━━━━━ EXERCISE INPUT

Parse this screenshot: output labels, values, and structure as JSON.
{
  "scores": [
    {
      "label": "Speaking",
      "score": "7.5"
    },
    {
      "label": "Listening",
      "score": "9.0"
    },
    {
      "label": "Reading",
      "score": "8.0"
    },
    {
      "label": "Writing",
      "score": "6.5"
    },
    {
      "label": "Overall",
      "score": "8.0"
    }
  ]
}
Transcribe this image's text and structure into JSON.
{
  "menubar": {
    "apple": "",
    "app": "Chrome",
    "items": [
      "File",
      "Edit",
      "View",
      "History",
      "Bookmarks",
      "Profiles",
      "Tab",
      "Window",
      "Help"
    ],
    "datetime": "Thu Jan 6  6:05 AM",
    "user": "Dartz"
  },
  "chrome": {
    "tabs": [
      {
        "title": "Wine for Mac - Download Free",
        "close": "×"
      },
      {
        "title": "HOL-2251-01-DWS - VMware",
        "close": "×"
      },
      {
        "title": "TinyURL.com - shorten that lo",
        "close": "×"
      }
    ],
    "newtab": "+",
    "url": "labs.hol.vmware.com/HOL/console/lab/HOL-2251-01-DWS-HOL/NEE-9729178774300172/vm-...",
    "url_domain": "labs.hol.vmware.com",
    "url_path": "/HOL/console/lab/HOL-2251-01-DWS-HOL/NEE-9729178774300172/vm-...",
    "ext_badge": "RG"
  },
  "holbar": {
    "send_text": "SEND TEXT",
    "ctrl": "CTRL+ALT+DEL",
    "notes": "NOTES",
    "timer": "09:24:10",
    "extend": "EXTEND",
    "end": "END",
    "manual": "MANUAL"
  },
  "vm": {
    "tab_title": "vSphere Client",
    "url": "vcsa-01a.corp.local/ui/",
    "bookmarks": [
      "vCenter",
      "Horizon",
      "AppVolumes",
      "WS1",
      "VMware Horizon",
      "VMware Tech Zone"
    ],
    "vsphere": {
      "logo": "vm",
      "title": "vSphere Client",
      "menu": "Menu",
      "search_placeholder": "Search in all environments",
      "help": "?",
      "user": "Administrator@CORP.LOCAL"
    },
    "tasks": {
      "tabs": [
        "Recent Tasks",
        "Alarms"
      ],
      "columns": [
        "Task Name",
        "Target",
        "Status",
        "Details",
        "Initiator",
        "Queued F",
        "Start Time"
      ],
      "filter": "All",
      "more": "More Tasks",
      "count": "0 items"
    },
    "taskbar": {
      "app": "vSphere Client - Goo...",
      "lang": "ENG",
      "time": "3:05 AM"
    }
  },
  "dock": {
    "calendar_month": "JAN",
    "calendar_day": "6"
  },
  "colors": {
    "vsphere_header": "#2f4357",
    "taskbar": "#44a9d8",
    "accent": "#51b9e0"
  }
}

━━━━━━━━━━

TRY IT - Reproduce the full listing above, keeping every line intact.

SOLUTION -
Parse this screenshot: output labels, values, and structure as JSON.
{
  "scores": [
    {
      "label": "Speaking",
      "score": "7.5"
    },
    {
      "label": "Listening",
      "score": "9.0"
    },
    {
      "label": "Reading",
      "score": "8.0"
    },
    {
      "label": "Writing",
      "score": "6.5"
    },
    {
      "label": "Overall",
      "score": "8.0"
    }
  ]
}
Transcribe this image's text and structure into JSON.
{
  "menubar": {
    "apple": "",
    "app": "Chrome",
    "items": [
      "File",
      "Edit",
      "View",
      "History",
      "Bookmarks",
      "Profiles",
      "Tab",
      "Window",
      "Help"
    ],
    "datetime": "Thu Jan 6  6:05 AM",
    "user": "Dartz"
  },
  "chrome": {
    "tabs": [
      {
        "title": "Wine for Mac - Download Free",
        "close": "×"
      },
      {
        "title": "HOL-2251-01-DWS - VMware",
        "close": "×"
      },
      {
        "title": "TinyURL.com - shorten that lo",
        "close": "×"
      }
    ],
    "newtab": "+",
    "url": "labs.hol.vmware.com/HOL/console/lab/HOL-2251-01-DWS-HOL/NEE-9729178774300172/vm-...",
    "url_domain": "labs.hol.vmware.com",
    "url_path": "/HOL/console/lab/HOL-2251-01-DWS-HOL/NEE-9729178774300172/vm-...",
    "ext_badge": "RG"
  },
  "holbar": {
    "send_text": "SEND TEXT",
    "ctrl": "CTRL+ALT+DEL",
    "notes": "NOTES",
    "timer": "09:24:10",
    "extend": "EXTEND",
    "end": "END",
    "manual": "MANUAL"
  },
  "vm": {
    "tab_title": "vSphere Client",
    "url": "vcsa-01a.corp.local/ui/",
    "bookmarks": [
      "vCenter",
      "Horizon",
      "AppVolumes",
      "WS1",
      "VMware Horizon",
      "VMware Tech Zone"
    ],
    "vsphere": {
      "logo": "vm",
      "title": "vSphere Client",
      "menu": "Menu",
      "search_placeholder": "Search in all environments",
      "help": "?",
      "user": "Administrator@CORP.LOCAL"
    },
    "tasks": {
      "tabs": [
        "Recent Tasks",
        "Alarms"
      ],
      "columns": [
        "Task Name",
        "Target",
        "Status",
        "Details",
        "Initiator",
        "Queued F",
        "Start Time"
      ],
      "filter": "All",
      "more": "More Tasks",
      "count": "0 items"
    },
    "taskbar": {
      "app": "vSphere Client - Goo...",
      "lang": "ENG",
      "time": "3:05 AM"
    }
  },
  "dock": {
    "calendar_month": "JAN",
    "calendar_day": "6"
  },
  "colors": {
    "vsphere_header": "#2f4357",
    "taskbar": "#44a9d8",
    "accent": "#51b9e0"
  }
}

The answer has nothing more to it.